> _Task directions_:
In how many lines of the records does "nInterface" appear? Answer with one number.

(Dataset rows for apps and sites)
━━━━

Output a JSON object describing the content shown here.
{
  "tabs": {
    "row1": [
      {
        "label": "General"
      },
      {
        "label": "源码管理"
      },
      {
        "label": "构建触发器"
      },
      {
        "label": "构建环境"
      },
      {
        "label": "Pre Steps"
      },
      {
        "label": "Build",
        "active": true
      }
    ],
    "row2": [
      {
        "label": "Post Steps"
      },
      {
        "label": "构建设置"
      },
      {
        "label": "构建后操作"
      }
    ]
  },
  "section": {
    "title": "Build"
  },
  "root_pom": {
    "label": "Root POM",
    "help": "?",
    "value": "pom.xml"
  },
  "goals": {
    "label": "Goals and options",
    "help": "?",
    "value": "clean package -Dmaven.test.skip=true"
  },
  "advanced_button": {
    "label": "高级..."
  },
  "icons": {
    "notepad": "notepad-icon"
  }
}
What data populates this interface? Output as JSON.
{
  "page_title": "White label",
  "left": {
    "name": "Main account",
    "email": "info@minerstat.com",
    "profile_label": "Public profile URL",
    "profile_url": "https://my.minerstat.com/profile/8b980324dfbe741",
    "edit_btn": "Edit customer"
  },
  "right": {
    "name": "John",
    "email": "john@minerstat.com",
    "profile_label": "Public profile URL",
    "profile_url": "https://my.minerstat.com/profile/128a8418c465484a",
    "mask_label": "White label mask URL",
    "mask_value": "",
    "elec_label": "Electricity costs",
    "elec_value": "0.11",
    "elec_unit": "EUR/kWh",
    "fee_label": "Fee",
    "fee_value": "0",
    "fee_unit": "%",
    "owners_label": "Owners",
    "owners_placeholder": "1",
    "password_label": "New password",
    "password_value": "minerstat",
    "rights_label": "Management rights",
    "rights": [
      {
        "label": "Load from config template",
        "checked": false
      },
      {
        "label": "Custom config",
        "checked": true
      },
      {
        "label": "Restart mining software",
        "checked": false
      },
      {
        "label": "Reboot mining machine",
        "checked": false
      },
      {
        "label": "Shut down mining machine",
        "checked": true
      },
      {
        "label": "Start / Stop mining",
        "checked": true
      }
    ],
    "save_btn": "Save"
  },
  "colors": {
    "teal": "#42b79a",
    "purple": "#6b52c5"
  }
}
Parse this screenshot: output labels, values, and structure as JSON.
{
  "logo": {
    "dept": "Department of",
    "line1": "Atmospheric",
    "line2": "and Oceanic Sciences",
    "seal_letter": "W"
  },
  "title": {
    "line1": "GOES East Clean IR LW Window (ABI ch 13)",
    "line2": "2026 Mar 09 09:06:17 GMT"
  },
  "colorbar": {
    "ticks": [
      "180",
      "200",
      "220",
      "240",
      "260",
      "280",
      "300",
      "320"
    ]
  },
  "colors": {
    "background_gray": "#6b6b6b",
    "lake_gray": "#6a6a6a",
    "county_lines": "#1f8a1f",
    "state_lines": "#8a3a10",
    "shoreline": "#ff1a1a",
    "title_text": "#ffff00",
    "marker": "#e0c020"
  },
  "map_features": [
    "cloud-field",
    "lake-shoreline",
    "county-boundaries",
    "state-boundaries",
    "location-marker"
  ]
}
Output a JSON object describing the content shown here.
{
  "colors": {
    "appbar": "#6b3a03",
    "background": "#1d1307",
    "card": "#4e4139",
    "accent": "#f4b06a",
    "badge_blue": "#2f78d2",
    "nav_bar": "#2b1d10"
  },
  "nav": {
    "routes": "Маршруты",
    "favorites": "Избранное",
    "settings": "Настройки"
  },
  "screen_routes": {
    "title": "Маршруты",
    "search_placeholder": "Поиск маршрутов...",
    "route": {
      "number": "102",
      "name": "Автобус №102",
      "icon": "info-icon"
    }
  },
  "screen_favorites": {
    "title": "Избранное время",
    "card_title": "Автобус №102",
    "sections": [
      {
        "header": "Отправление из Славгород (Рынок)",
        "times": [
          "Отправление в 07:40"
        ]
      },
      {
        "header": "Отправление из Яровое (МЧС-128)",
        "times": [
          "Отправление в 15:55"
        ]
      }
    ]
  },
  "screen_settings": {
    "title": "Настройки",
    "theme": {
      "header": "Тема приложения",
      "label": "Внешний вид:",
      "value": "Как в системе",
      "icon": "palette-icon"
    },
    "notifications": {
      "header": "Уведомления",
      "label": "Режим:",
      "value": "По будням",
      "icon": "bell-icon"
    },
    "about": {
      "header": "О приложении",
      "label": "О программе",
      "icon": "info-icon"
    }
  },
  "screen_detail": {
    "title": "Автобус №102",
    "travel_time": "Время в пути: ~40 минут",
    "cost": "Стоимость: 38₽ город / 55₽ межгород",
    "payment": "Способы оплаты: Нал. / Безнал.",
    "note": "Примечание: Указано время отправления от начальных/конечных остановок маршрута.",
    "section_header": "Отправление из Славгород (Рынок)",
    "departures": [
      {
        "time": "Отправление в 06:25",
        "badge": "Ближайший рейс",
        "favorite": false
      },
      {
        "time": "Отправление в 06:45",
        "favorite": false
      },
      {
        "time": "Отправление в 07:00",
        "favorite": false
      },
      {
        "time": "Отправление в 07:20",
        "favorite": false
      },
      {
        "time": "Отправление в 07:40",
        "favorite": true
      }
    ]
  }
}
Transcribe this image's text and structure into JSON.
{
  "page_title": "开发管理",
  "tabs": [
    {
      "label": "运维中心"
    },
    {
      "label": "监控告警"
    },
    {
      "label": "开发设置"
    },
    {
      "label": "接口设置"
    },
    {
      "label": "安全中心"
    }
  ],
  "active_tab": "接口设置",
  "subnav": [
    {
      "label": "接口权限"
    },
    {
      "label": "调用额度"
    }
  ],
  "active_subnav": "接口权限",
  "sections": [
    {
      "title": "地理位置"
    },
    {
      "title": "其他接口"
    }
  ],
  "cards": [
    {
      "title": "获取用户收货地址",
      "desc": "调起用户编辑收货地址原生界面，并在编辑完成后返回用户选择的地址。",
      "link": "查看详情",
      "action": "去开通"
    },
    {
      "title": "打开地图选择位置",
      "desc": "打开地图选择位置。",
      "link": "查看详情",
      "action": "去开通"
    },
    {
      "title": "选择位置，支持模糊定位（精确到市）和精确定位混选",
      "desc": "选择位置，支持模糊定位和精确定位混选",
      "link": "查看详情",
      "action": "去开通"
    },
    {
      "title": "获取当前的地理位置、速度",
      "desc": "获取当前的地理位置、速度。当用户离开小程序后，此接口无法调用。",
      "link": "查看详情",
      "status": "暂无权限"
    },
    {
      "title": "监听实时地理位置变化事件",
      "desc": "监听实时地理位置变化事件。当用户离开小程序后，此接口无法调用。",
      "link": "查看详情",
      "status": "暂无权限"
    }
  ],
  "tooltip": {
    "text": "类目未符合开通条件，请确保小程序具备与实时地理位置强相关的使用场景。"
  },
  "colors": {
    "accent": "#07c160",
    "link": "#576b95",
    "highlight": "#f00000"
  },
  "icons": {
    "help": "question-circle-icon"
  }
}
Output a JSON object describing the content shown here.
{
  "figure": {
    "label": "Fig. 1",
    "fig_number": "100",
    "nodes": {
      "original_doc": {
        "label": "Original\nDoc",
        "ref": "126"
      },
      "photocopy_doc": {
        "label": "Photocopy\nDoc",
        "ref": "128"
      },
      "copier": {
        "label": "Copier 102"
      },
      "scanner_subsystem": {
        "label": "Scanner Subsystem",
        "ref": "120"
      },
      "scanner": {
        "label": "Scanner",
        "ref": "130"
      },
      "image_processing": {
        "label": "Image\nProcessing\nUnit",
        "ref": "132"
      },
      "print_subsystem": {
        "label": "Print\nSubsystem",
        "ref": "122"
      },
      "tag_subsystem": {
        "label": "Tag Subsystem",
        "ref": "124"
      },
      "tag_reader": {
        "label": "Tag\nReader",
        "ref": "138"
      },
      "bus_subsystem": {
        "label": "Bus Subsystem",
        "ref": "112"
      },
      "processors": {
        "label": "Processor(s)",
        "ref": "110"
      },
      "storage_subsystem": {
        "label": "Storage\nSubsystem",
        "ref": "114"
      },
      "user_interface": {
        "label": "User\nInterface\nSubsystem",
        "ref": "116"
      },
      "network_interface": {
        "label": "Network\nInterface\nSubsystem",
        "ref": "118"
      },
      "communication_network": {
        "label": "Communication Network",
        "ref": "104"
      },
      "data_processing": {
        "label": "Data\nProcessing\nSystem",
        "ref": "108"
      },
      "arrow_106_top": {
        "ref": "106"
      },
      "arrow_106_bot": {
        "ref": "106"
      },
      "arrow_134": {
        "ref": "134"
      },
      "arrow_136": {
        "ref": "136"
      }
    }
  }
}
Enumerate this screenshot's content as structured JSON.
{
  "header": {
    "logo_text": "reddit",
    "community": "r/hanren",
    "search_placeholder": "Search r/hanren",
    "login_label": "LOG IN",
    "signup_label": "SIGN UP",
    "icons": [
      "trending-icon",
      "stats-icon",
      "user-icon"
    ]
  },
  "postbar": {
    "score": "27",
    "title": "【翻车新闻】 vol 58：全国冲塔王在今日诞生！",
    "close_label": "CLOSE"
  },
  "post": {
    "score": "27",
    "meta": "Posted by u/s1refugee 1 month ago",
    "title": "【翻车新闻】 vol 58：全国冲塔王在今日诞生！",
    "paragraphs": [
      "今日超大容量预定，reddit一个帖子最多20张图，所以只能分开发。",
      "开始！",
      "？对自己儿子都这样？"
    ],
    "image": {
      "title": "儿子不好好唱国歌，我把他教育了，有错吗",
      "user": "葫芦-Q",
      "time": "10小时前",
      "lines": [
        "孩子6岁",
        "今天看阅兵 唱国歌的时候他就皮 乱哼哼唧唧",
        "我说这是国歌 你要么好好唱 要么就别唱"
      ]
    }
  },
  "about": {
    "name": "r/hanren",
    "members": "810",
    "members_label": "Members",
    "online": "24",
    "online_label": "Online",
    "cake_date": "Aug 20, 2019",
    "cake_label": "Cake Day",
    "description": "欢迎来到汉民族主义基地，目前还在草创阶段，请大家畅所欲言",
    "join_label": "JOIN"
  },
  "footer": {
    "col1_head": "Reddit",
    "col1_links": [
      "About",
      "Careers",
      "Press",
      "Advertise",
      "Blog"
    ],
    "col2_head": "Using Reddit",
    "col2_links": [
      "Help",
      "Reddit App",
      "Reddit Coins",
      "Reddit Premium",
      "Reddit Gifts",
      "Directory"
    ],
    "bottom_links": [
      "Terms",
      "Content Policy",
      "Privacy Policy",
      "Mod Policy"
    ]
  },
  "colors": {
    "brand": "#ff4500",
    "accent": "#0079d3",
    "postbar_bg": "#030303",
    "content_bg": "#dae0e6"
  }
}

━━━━

> _Solution_:
2